If history repeats itself, we can expect banks to tighten their monetary policy and pass these costs onto businesses which in turn will deter borrowing and impact business spending. It is important to note that experts do not believe we will see rate hikes as aggressive as we have in the past. Powell spoke of this by saying it is important to be “humble and nimble” and that “we’re going to be led by the incoming data and the evolving outlook.” Discussing the job market, Powell said, “There are many millions more job openings than there are unemployed people” and, “I think there’s quite a bit of room to raise interest rates without threatening the labor market.”

Increasing equipment costs have impacted every business. Global supply chains are struggling to produce and transport enough material to keep pace with the demand. There is optimism these rate increases will deter enough investment to allow the supply chains to “catch up.” This is yet to be seen, however, and the impact will be unknown until the effect has already taken place.

According to the Federal Reserve Senior Loan Officer Survey, lending standards continued to ease in Q3 of 2021 while demand for business loans was strong. Currently, however, we are seeing inflation in the new and used equipment market.  It is not uncommon to see a three-year-old piece of equipment selling at or near its initial purchase price.
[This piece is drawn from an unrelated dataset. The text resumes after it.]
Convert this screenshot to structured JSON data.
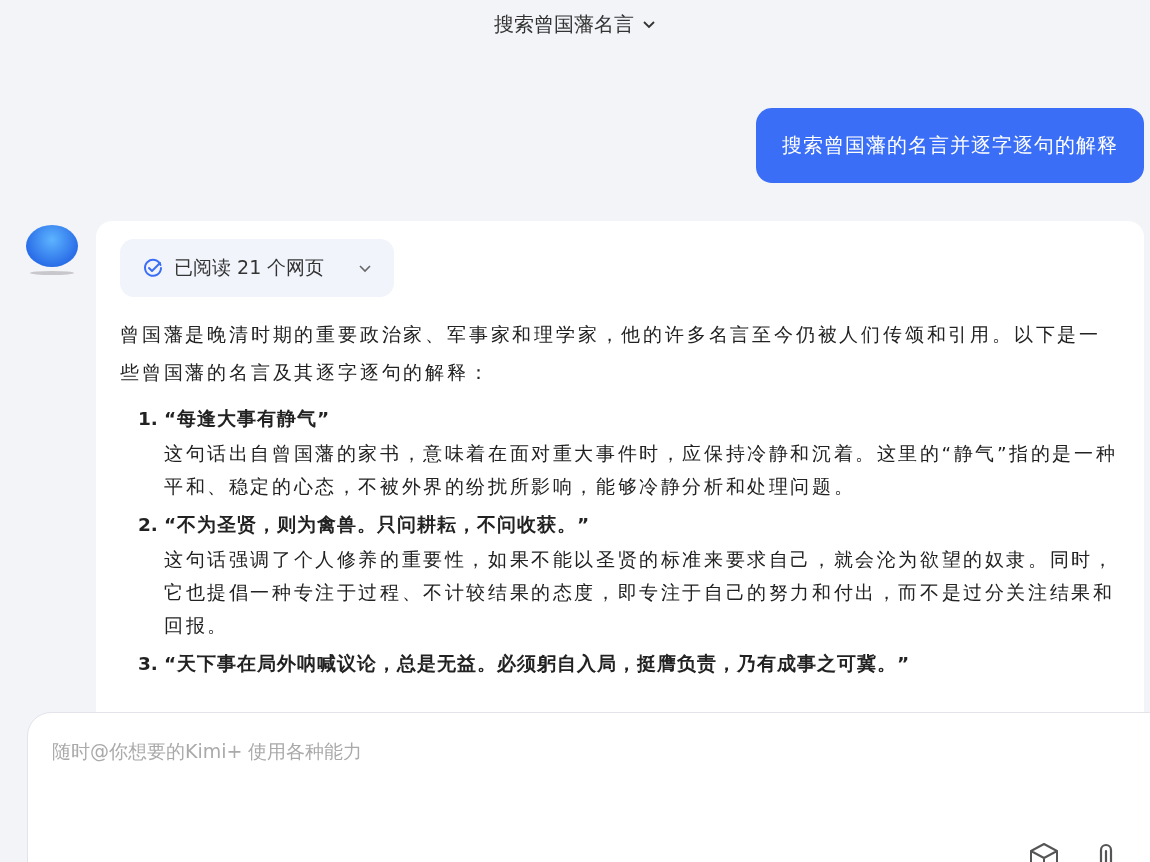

This marked inflation will cause banks to take a more risk-based approach to financing by tightening lending standards.  Should this happen, your business may need to consider using a nontraditional lender who can fund faster based on their risk tolerance and approval process.

Purchasing equipment is a pivotal decision for any business owner.  Spending cash or using an equipment financing company to purchase the necessary equipment is a decision requiring analysis. Using cash to buy assets in a time of inflation is tricky. If inflation rises, cash will lose purchasing power and a dollar tomorrow will buy less than before. However, if inflation declines then that dollar spent yesterday will gain value today. One way to limit this exposure is through equipment financing. This option guarantees a fixed monthly payment for a set number of months, ensuring no increase or decrease in your monthly payments. This allows your business to budget accurately while providing security to your bank account.

Asset ownership is essential to the storage industry. Asking the right questions and finding a lending provider that is knowledgeable within the industry is crucial. During times of inflation with the increasing price of goods and rising interest rates, your resource to capital is more important than ever.